# Work to be completed:
The listing beneath should be written out in full, exactly as shown.

——

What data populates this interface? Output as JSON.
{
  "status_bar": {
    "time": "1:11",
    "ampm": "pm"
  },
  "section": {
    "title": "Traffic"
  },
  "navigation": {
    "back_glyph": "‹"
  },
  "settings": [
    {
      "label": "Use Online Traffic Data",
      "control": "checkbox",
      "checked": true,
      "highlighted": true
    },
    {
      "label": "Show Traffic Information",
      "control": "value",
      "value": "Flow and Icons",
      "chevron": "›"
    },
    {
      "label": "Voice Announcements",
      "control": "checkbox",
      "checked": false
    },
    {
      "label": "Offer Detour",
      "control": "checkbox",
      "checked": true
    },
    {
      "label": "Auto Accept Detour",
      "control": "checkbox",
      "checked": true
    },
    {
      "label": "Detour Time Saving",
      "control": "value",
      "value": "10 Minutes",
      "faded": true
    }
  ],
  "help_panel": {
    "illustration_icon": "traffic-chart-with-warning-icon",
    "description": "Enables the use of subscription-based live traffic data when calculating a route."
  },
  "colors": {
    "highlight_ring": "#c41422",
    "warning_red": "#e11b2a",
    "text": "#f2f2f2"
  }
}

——

# Result of this exercise:
What data populates this interface? Output as JSON.
{
  "status_bar": {
    "time": "1:11",
    "ampm": "pm"
  },
  "section": {
    "title": "Traffic"
  },
  "navigation": {
    "back_glyph": "‹"
  },
  "settings": [
    {
      "label": "Use Online Traffic Data",
      "control": "checkbox",
      "checked": true,
      "highlighted": true
    },
    {
      "label": "Show Traffic Information",
      "control": "value",
      "value": "Flow and Icons",
      "chevron": "›"
    },
    {
      "label": "Voice Announcements",
      "control": "checkbox",
      "checked": false
    },
    {
      "label": "Offer Detour",
      "control": "checkbox",
      "checked": true
    },
    {
      "label": "Auto Accept Detour",
      "control": "checkbox",
      "checked": true
    },
    {
      "label": "Detour Time Saving",
      "control": "value",
      "value": "10 Minutes",
      "faded": true
    }
  ],
  "help_panel": {
    "illustration_icon": "traffic-chart-with-warning-icon",
    "description": "Enables the use of subscription-based live traffic data when calculating a route."
  },
  "colors": {
    "highlight_ring": "#c41422",
    "warning_red": "#e11b2a",
    "text": "#f2f2f2"
  }
}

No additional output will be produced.